• _Record excerpts_
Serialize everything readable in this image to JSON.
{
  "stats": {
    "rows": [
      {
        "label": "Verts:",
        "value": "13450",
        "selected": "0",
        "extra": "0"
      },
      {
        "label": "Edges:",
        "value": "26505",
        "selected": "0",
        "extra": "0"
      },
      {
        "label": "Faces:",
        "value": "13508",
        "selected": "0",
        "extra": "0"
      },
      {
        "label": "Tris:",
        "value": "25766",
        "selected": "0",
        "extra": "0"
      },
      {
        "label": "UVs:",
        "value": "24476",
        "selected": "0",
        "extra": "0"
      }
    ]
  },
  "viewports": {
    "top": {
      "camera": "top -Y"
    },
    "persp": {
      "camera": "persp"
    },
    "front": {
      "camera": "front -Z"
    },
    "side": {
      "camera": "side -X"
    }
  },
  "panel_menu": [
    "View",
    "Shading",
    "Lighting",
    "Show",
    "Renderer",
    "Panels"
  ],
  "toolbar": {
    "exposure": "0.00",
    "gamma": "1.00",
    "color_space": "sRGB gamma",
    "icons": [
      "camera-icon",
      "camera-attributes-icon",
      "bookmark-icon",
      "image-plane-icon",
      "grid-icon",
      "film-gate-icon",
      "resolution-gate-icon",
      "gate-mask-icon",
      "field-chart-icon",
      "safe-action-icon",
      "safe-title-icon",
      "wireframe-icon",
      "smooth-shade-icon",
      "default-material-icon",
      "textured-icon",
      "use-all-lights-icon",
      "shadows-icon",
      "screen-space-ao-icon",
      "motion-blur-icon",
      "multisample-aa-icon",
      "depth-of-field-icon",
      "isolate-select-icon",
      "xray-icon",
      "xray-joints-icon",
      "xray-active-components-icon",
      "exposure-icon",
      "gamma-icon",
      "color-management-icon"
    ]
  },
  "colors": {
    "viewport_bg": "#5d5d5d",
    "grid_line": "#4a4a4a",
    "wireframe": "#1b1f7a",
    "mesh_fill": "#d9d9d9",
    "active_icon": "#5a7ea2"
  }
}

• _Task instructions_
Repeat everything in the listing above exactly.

• _Output of the exercise_
Serialize everything readable in this image to JSON.
{
  "stats": {
    "rows": [
      {
        "label": "Verts:",
        "value": "13450",
        "selected": "0",
        "extra": "0"
      },
      {
        "label": "Edges:",
        "value": "26505",
        "selected": "0",
        "extra": "0"
      },
      {
        "label": "Faces:",
        "value": "13508",
        "selected": "0",
        "extra": "0"
      },
      {
        "label": "Tris:",
        "value": "25766",
        "selected": "0",
        "extra": "0"
      },
      {
        "label": "UVs:",
        "value": "24476",
        "selected": "0",
        "extra": "0"
      }
    ]
  },
  "viewports": {
    "top": {
      "camera": "top -Y"
    },
    "persp": {
      "camera": "persp"
    },
    "front": {
      "camera": "front -Z"
    },
    "side": {
      "camera": "side -X"
    }
  },
  "panel_menu": [
    "View",
    "Shading",
    "Lighting",
    "Show",
    "Renderer",
    "Panels"
  ],
  "toolbar": {
    "exposure": "0.00",
    "gamma": "1.00",
    "color_space": "sRGB gamma",
    "icons": [
      "camera-icon",
      "camera-attributes-icon",
      "bookmark-icon",
      "image-plane-icon",
      "grid-icon",
      "film-gate-icon",
      "resolution-gate-icon",
      "gate-mask-icon",
      "field-chart-icon",
      "safe-action-icon",
      "safe-title-icon",
      "wireframe-icon",
      "smooth-shade-icon",
      "default-material-icon",
      "textured-icon",
      "use-all-lights-icon",
      "shadows-icon",
      "screen-space-ao-icon",
      "motion-blur-icon",
      "multisample-aa-icon",
      "depth-of-field-icon",
      "isolate-select-icon",
      "xray-icon",
      "xray-joints-icon",
      "xray-active-components-icon",
      "exposure-icon",
      "gamma-icon",
      "color-management-icon"
    ]
  },
  "colors": {
    "viewport_bg": "#5d5d5d",
    "grid_line": "#4a4a4a",
    "wireframe": "#1b1f7a",
    "mesh_fill": "#d9d9d9",
    "active_icon": "#5a7ea2"
  }
}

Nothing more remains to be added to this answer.